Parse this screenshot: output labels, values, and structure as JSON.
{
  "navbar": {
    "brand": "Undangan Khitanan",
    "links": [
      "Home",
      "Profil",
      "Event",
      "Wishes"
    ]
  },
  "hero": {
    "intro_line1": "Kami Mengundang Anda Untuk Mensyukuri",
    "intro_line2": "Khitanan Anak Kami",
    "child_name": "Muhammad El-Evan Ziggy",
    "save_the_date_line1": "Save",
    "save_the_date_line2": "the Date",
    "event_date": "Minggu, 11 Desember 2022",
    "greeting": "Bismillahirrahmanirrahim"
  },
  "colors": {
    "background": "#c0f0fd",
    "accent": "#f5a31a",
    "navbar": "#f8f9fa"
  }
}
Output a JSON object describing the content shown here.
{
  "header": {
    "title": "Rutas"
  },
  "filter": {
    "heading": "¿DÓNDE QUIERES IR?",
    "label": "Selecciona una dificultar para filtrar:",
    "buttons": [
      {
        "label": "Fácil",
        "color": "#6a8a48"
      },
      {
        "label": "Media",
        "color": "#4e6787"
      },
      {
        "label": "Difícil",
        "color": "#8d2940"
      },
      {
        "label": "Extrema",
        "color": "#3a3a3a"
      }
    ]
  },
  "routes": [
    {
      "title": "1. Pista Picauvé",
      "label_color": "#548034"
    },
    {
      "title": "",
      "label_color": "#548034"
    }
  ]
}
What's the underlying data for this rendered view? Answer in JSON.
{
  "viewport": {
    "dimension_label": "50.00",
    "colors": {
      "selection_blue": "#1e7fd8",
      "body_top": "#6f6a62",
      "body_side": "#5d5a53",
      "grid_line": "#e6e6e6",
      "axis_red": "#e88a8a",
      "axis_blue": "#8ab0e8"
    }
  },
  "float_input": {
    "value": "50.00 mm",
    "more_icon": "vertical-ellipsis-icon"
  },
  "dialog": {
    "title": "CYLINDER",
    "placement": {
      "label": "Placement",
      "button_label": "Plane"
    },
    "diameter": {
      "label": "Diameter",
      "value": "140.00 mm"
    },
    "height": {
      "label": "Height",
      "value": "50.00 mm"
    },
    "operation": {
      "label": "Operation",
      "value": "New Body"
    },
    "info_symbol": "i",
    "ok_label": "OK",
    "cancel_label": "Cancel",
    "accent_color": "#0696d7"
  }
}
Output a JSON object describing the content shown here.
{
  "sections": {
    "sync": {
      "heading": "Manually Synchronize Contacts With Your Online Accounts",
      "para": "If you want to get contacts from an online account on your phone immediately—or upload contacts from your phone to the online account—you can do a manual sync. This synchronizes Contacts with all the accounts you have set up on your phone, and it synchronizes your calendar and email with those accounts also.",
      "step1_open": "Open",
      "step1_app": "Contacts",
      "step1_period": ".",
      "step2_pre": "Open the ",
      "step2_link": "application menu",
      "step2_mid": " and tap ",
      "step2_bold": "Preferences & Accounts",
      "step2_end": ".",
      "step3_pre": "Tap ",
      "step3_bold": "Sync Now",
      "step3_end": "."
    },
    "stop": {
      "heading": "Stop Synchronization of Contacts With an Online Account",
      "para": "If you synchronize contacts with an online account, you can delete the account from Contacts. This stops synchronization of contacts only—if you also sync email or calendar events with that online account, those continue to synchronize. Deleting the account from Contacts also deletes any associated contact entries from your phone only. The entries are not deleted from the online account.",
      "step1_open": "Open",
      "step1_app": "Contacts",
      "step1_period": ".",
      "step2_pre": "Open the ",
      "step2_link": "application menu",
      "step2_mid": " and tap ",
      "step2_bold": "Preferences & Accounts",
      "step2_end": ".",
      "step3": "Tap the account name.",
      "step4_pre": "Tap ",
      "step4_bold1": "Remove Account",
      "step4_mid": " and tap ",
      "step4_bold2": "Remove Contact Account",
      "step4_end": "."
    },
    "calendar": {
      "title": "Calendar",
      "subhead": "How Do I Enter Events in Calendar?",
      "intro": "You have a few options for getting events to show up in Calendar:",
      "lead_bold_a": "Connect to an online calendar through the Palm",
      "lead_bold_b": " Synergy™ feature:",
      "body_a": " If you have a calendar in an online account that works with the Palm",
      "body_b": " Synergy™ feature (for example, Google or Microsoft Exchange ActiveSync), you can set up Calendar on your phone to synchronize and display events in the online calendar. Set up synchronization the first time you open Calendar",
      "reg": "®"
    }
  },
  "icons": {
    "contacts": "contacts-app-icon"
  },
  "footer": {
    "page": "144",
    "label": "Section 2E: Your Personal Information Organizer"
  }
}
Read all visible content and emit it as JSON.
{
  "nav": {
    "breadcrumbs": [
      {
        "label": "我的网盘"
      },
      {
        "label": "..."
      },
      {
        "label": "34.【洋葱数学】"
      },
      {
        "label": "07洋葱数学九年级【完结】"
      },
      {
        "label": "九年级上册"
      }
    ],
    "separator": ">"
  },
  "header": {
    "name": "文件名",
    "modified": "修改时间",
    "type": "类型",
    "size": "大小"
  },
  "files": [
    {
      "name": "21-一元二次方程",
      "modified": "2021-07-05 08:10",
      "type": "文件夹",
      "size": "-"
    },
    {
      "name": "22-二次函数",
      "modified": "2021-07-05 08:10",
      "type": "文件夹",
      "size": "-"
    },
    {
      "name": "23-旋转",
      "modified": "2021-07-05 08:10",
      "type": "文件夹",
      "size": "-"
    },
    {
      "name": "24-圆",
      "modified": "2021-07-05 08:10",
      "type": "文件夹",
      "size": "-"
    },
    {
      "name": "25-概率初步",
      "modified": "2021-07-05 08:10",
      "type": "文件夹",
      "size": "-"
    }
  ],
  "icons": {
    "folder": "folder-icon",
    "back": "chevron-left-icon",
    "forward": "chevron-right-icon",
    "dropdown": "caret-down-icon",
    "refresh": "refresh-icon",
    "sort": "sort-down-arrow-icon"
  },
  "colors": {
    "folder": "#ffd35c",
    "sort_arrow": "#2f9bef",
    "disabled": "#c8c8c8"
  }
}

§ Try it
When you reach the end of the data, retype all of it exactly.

§ Answer box
Parse this screenshot: output labels, values, and structure as JSON.
{
  "navbar": {
    "brand": "Undangan Khitanan",
    "links": [
      "Home",
      "Profil",
      "Event",
      "Wishes"
    ]
  },
  "hero": {
    "intro_line1": "Kami Mengundang Anda Untuk Mensyukuri",
    "intro_line2": "Khitanan Anak Kami",
    "child_name": "Muhammad El-Evan Ziggy",
    "save_the_date_line1": "Save",
    "save_the_date_line2": "the Date",
    "event_date": "Minggu, 11 Desember 2022",
    "greeting": "Bismillahirrahmanirrahim"
  },
  "colors": {
    "background": "#c0f0fd",
    "accent": "#f5a31a",
    "navbar": "#f8f9fa"
  }
}
Output a JSON object describing the content shown here.
{
  "header": {
    "title": "Rutas"
  },
  "filter": {
    "heading": "¿DÓNDE QUIERES IR?",
    "label": "Selecciona una dificultar para filtrar:",
    "buttons": [
      {
        "label": "Fácil",
        "color": "#6a8a48"
      },
      {
        "label": "Media",
        "color": "#4e6787"
      },
      {
        "label": "Difícil",
        "color": "#8d2940"
      },
      {
        "label": "Extrema",
        "color": "#3a3a3a"
      }
    ]
  },
  "routes": [
    {
      "title": "1. Pista Picauvé",
      "label_color": "#548034"
    },
    {
      "title": "",
      "label_color": "#548034"
    }
  ]
}
What's the underlying data for this rendered view? Answer in JSON.
{
  "viewport": {
    "dimension_label": "50.00",
    "colors": {
      "selection_blue": "#1e7fd8",
      "body_top": "#6f6a62",
      "body_side": "#5d5a53",
      "grid_line": "#e6e6e6",
      "axis_red": "#e88a8a",
      "axis_blue": "#8ab0e8"
    }
  },
  "float_input": {
    "value": "50.00 mm",
    "more_icon": "vertical-ellipsis-icon"
  },
  "dialog": {
    "title": "CYLINDER",
    "placement": {
      "label": "Placement",
      "button_label": "Plane"
    },
    "diameter": {
      "label": "Diameter",
      "value": "140.00 mm"
    },
    "height": {
      "label": "Height",
      "value": "50.00 mm"
    },
    "operation": {
      "label": "Operation",
      "value": "New Body"
    },
    "info_symbol": "i",
    "ok_label": "OK",
    "cancel_label": "Cancel",
    "accent_color": "#0696d7"
  }
}
Output a JSON object describing the content shown here.
{
  "sections": {
    "sync": {
      "heading": "Manually Synchronize Contacts With Your Online Accounts",
      "para": "If you want to get contacts from an online account on your phone immediately—or upload contacts from your phone to the online account—you can do a manual sync. This synchronizes Contacts with all the accounts you have set up on your phone, and it synchronizes your calendar and email with those accounts also.",
      "step1_open": "Open",
      "step1_app": "Contacts",
      "step1_period": ".",
      "step2_pre": "Open the ",
      "step2_link": "application menu",
      "step2_mid": " and tap ",
      "step2_bold": "Preferences & Accounts",
      "step2_end": ".",
      "step3_pre": "Tap ",
      "step3_bold": "Sync Now",
      "step3_end": "."
    },
    "stop": {
      "heading": "Stop Synchronization of Contacts With an Online Account",
      "para": "If you synchronize contacts with an online account, you can delete the account from Contacts. This stops synchronization of contacts only—if you also sync email or calendar events with that online account, those continue to synchronize. Deleting the account from Contacts also deletes any associated contact entries from your phone only. The entries are not deleted from the online account.",
      "step1_open": "Open",
      "step1_app": "Contacts",
      "step1_period": ".",
      "step2_pre": "Open the ",
      "step2_link": "application menu",
      "step2_mid": " and tap ",
      "step2_bold": "Preferences & Accounts",
      "step2_end": ".",
      "step3": "Tap the account name.",
      "step4_pre": "Tap ",
      "step4_bold1": "Remove Account",
      "step4_mid": " and tap ",
      "step4_bold2": "Remove Contact Account",
      "step4_end": "."
    },
    "calendar": {
      "title": "Calendar",
      "subhead": "How Do I Enter Events in Calendar?",
      "intro": "You have a few options for getting events to show up in Calendar:",
      "lead_bold_a": "Connect to an online calendar through the Palm",
      "lead_bold_b": " Synergy™ feature:",
      "body_a": " If you have a calendar in an online account that works with the Palm",
      "body_b": " Synergy™ feature (for example, Google or Microsoft Exchange ActiveSync), you can set up Calendar on your phone to synchronize and display events in the online calendar. Set up synchronization the first time you open Calendar",
      "reg": "®"
    }
  },
  "icons": {
    "contacts": "contacts-app-icon"
  },
  "footer": {
    "page": "144",
    "label": "Section 2E: Your Personal Information Organizer"
  }
}
Read all visible content and emit it as JSON.
{
  "nav": {
    "breadcrumbs": [
      {
        "label": "我的网盘"
      },
      {
        "label": "..."
      },
      {
        "label": "34.【洋葱数学】"
      },
      {
        "label": "07洋葱数学九年级【完结】"
      },
      {
        "label": "九年级上册"
      }
    ],
    "separator": ">"
  },
  "header": {
    "name": "文件名",
    "modified": "修改时间",
    "type": "类型",
    "size": "大小"
  },
  "files": [
    {
      "name": "21-一元二次方程",
      "modified": "2021-07-05 08:10",
      "type": "文件夹",
      "size": "-"
    },
    {
      "name": "22-二次函数",
      "modified": "2021-07-05 08:10",
      "type": "文件夹",
      "size": "-"
    },
    {
      "name": "23-旋转",
      "modified": "2021-07-05 08:10",
      "type": "文件夹",
      "size": "-"
    },
    {
      "name": "24-圆",
      "modified": "2021-07-05 08:10",
      "type": "文件夹",
      "size": "-"
    },
    {
      "name": "25-概率初步",
      "modified": "2021-07-05 08:10",
      "type": "文件夹",
      "size": "-"
    }
  ],
  "icons": {
    "folder": "folder-icon",
    "back": "chevron-left-icon",
    "forward": "chevron-right-icon",
    "dropdown": "caret-down-icon",
    "refresh": "refresh-icon",
    "sort": "sort-down-arrow-icon"
  },
  "colors": {
    "folder": "#ffd35c",
    "sort_arrow": "#2f9bef",
    "disabled": "#c8c8c8"
  }
}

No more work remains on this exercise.